*Work item*
Report each line of the data below in which "DRAM" appears.

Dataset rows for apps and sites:
BEGIN
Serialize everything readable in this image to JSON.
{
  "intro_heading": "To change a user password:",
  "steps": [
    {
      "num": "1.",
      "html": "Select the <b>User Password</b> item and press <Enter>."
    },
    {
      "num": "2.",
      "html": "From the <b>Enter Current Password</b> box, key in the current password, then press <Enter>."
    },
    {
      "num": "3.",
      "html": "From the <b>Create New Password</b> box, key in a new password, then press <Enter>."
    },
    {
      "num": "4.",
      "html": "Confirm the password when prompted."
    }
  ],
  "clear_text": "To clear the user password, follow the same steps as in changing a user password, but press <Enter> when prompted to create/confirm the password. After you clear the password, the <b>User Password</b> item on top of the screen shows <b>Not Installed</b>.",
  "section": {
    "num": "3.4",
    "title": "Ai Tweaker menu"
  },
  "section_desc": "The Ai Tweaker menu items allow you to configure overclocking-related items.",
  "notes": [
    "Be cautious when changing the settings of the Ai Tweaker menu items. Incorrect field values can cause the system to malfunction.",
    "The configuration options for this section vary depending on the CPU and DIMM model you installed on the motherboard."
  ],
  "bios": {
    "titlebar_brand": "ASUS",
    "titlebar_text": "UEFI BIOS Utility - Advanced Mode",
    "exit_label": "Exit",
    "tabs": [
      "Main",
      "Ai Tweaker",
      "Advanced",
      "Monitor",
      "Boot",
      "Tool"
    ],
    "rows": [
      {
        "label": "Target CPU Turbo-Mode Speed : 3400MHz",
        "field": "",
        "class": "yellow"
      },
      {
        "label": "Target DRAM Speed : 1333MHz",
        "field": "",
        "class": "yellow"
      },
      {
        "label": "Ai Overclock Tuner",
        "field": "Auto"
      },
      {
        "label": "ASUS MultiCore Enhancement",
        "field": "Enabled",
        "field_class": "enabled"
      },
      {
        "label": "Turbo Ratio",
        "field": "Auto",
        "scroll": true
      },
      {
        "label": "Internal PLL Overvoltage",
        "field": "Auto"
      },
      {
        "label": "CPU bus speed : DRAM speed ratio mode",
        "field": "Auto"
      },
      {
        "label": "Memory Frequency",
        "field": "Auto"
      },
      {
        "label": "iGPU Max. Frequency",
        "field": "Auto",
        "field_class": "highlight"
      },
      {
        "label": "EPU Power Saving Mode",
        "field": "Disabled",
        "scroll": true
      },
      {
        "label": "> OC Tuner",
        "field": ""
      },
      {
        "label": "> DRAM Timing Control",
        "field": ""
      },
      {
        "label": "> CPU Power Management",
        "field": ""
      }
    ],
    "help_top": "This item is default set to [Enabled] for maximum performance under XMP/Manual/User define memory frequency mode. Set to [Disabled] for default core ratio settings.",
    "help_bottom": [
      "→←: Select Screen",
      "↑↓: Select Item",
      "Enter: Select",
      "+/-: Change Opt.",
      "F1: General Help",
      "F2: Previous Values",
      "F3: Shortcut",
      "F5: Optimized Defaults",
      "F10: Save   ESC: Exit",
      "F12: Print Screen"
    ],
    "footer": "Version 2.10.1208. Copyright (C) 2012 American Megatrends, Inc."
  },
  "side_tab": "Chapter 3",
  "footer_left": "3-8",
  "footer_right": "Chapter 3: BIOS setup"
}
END
*Output below*
        "label": "Target DRAM Speed : 1333MHz",
        "label": "CPU bus speed : DRAM speed ratio mode",
        "label": "> DRAM Timing Control",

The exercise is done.